Please output exactly the lines that run from the line with "Extract the structured" through the final line of the data, inclusive, and nothing more.

*** DATA FOR THIS EXERCISE ***

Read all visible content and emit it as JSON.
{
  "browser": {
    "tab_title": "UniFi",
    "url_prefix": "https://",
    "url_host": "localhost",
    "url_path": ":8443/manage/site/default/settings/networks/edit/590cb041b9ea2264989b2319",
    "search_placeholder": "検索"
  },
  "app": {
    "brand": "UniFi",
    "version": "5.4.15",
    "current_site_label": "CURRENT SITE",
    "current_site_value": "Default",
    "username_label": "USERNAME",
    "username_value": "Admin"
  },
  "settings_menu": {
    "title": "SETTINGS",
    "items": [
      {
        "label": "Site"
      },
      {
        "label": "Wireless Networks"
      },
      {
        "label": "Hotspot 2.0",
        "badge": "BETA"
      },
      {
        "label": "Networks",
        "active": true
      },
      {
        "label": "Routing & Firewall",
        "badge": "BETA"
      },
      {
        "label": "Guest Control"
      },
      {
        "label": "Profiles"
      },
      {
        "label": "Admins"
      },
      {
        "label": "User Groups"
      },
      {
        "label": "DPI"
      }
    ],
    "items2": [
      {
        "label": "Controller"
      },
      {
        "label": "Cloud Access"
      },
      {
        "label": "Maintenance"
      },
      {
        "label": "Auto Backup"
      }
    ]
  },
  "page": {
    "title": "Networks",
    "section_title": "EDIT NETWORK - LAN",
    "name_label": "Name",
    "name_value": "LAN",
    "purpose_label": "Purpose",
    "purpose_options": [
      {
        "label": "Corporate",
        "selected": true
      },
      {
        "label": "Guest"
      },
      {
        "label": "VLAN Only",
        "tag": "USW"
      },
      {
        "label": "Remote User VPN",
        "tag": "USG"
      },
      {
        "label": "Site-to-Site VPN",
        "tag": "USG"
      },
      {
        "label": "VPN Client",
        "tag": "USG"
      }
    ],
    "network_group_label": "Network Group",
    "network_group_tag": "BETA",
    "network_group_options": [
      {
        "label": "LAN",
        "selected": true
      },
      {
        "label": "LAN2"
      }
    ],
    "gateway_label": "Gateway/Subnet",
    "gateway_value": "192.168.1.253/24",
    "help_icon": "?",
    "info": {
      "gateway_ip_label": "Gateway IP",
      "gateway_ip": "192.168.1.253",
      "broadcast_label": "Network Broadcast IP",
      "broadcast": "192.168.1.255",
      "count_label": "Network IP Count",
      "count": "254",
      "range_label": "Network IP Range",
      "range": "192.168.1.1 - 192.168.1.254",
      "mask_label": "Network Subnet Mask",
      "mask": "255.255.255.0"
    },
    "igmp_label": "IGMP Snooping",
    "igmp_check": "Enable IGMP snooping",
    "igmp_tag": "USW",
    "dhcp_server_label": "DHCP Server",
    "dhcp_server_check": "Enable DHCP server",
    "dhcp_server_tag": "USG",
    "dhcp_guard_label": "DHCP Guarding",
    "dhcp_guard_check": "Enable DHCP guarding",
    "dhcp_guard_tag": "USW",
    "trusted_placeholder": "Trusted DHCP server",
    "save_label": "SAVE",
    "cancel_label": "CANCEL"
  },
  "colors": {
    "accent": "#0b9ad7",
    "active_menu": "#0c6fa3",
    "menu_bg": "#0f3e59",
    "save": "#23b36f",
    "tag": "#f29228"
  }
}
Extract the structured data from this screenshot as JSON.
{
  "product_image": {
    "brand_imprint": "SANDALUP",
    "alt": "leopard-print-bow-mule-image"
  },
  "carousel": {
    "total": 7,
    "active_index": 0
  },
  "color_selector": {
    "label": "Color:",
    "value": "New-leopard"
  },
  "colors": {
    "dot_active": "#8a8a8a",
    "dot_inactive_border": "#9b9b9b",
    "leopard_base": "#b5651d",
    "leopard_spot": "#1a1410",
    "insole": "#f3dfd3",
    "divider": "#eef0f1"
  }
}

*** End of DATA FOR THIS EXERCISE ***

## ANSWER BOX
Extract the structured data from this screenshot as JSON.
{
  "product_image": {
    "brand_imprint": "SANDALUP",
    "alt": "leopard-print-bow-mule-image"
  },
  "carousel": {
    "total": 7,
    "active_index": 0
  },
  "color_selector": {
    "label": "Color:",
    "value": "New-leopard"
  },
  "colors": {
    "dot_active": "#8a8a8a",
    "dot_inactive_border": "#9b9b9b",
    "leopard_base": "#b5651d",
    "leopard_spot": "#1a1410",
    "insole": "#f3dfd3",
    "divider": "#eef0f1"
  }
}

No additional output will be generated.